— Brief —
Search the material for the word "Drange" and copy every line in which it occurs.

— Data to examine —
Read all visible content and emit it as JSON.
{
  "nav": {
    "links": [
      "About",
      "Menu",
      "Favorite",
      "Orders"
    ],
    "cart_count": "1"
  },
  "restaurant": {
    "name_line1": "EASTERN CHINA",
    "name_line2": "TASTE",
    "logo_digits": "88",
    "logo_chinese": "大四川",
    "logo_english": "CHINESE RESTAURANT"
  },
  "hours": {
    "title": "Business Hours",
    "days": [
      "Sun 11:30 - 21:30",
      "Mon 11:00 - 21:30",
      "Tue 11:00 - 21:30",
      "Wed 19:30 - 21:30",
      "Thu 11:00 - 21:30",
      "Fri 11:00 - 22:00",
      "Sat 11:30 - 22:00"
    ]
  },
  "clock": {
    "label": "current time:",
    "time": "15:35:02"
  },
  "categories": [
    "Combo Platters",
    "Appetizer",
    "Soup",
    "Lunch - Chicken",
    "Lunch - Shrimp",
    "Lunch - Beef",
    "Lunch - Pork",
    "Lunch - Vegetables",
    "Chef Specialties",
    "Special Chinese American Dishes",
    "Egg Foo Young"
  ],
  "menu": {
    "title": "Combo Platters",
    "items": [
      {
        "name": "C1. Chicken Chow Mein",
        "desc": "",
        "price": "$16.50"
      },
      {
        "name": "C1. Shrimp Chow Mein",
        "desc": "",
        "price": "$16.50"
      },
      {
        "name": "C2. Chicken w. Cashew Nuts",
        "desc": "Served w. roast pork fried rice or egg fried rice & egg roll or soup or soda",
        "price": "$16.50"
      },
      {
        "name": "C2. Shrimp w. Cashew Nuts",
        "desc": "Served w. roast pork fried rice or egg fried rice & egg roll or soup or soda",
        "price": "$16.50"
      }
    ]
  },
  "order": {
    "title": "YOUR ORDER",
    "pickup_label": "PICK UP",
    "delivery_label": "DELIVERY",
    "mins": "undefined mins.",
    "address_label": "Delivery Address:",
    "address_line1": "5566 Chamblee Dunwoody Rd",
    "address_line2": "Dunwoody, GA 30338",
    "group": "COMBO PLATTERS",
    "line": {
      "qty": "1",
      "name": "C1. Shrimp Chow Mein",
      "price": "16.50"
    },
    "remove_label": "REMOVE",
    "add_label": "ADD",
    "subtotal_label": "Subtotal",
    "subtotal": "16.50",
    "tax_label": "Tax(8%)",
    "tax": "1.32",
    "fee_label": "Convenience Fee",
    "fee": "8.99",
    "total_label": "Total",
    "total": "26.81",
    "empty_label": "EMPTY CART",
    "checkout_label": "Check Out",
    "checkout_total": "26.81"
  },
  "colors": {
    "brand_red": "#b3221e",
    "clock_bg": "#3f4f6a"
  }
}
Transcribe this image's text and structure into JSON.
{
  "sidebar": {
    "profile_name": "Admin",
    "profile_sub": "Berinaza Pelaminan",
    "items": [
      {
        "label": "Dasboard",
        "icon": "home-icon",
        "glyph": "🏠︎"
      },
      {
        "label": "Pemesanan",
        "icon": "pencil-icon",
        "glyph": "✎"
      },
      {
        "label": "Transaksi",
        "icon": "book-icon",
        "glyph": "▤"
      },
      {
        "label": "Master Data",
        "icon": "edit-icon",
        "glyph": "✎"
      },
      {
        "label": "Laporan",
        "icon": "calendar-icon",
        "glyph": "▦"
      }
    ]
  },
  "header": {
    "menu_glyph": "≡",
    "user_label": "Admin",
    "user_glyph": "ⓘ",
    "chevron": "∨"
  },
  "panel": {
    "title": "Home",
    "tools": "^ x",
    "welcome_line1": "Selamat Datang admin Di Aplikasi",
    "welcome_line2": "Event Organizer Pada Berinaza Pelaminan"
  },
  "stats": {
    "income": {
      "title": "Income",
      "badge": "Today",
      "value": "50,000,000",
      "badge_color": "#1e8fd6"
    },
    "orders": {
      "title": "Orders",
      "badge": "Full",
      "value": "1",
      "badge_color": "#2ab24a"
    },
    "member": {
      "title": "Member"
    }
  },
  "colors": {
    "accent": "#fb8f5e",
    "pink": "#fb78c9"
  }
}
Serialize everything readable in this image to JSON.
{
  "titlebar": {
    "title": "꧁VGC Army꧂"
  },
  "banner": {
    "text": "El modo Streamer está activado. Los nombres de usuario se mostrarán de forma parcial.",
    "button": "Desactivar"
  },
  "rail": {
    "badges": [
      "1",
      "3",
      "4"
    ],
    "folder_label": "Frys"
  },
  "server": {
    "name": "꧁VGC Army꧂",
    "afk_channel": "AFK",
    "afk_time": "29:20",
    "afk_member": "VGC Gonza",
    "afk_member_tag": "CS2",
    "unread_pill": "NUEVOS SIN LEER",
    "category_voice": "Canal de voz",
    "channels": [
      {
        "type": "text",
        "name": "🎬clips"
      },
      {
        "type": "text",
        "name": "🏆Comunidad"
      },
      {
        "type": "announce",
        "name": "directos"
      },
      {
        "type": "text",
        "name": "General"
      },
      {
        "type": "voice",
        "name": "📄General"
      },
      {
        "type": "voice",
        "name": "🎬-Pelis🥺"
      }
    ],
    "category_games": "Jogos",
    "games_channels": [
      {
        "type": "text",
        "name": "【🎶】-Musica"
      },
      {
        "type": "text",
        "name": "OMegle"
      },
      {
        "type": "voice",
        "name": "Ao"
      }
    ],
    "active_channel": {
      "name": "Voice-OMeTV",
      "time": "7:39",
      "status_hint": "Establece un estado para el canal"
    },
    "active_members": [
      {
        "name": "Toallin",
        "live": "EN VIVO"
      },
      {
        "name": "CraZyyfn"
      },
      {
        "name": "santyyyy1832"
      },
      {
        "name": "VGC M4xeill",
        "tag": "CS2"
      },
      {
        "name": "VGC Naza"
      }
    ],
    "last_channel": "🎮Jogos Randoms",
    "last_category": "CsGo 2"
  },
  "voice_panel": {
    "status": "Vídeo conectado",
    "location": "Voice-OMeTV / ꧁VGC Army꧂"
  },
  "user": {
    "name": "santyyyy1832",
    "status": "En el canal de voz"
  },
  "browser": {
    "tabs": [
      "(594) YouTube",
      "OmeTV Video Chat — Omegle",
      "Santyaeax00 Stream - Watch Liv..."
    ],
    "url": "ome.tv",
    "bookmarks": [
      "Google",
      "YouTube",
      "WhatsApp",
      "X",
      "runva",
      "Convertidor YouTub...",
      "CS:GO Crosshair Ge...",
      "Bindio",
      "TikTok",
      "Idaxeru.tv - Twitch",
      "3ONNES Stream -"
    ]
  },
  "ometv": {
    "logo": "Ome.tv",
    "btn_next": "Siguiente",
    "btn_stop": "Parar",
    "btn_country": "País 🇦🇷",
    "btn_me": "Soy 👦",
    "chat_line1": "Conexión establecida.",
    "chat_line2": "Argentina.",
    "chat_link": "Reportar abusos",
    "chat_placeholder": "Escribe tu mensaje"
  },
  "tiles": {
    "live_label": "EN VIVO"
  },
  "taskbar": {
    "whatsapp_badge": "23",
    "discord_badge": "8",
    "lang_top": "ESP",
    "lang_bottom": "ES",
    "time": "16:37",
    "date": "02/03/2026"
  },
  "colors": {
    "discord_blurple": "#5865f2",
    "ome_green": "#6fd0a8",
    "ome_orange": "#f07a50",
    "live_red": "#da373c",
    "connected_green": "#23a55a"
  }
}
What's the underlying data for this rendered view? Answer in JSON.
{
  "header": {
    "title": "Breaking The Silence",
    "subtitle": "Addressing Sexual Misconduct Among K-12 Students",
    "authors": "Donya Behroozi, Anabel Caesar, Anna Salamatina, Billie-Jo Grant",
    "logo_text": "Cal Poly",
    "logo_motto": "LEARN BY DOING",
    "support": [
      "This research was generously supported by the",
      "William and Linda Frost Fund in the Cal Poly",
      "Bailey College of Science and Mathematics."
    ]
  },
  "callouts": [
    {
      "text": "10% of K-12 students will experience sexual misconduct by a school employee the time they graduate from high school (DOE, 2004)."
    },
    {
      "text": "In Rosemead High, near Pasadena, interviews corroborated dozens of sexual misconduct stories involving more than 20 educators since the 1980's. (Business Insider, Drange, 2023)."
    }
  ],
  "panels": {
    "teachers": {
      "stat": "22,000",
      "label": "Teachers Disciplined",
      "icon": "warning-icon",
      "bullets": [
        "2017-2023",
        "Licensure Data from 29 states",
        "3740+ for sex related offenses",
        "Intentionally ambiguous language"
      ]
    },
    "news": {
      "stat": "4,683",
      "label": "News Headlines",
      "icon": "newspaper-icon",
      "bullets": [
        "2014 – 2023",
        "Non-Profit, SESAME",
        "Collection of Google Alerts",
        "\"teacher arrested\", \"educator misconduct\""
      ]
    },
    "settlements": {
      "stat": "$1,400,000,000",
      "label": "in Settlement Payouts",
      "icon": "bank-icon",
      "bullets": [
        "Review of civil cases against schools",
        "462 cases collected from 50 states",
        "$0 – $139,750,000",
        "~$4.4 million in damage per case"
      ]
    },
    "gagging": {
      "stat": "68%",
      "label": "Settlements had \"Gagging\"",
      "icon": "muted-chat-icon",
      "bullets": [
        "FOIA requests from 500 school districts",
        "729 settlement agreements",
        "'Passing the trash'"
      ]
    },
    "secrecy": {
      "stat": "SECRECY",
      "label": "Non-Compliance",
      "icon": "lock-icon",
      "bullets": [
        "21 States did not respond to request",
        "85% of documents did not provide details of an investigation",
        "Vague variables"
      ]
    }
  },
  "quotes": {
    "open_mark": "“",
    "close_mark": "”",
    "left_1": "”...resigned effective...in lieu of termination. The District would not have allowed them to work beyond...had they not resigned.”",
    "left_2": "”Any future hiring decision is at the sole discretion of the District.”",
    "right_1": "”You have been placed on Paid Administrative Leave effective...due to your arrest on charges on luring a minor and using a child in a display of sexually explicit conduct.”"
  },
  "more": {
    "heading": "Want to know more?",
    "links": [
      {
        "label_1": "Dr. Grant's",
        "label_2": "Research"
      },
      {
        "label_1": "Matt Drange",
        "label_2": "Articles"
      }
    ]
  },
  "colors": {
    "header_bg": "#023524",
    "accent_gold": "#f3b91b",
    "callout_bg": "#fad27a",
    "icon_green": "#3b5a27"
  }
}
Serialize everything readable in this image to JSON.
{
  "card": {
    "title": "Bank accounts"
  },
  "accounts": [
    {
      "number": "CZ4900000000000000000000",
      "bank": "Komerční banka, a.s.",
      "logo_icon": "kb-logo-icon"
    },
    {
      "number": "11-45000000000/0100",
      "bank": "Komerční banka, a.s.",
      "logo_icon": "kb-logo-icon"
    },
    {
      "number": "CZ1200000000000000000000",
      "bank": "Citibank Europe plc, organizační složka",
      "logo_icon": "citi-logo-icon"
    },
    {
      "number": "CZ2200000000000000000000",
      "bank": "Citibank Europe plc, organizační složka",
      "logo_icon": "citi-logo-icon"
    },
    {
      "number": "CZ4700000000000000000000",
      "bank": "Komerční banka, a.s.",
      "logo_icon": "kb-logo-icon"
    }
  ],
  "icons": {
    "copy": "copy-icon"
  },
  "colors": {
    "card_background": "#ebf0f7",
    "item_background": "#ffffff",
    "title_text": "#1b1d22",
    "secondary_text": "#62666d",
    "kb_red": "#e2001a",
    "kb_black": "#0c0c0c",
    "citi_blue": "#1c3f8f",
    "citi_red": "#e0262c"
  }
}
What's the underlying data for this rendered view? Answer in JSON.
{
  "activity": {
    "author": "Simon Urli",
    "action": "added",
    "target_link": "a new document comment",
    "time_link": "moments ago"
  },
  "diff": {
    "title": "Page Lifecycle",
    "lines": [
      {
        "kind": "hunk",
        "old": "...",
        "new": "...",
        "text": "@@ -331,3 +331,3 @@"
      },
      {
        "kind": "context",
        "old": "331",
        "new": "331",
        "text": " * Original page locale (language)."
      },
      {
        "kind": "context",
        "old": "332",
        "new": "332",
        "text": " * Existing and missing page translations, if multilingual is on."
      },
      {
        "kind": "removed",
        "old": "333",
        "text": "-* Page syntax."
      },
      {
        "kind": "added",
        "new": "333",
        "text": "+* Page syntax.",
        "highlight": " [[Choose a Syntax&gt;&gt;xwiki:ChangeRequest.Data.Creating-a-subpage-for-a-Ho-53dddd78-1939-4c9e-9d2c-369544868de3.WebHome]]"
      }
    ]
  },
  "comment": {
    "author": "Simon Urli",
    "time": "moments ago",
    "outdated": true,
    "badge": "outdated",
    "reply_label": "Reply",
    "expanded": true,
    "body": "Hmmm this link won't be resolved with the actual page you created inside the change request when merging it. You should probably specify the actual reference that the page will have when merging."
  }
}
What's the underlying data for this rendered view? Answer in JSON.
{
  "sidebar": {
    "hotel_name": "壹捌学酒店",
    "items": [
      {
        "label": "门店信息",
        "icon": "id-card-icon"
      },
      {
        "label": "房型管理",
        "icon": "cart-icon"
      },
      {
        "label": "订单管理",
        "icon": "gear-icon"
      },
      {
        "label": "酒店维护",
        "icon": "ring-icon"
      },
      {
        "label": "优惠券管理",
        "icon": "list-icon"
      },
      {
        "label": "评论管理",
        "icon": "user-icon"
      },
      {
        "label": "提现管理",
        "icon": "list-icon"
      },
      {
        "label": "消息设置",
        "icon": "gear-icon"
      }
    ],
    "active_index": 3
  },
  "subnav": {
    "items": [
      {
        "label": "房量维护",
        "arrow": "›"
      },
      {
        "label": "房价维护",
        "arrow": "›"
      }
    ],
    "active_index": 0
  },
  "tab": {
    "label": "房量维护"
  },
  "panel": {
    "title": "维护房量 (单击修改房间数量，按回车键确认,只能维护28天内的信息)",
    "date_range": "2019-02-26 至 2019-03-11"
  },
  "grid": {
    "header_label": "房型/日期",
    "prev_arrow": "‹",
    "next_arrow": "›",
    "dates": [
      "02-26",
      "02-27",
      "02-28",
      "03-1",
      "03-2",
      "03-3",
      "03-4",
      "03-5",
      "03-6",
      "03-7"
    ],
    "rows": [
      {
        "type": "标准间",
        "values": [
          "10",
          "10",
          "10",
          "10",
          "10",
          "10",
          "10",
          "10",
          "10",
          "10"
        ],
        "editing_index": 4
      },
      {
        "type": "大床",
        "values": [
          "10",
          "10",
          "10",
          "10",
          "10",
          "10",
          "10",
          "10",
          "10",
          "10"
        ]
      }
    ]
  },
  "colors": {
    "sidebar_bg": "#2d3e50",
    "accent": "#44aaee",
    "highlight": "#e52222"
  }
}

— Output for this task —
      "text": "In Rosemead High, near Pasadena, interviews corroborated dozens of sexual misconduct stories involving more than 20 educators since the 1980's. (Business Insider, Drange, 2023)."
        "label_1": "Matt Drange",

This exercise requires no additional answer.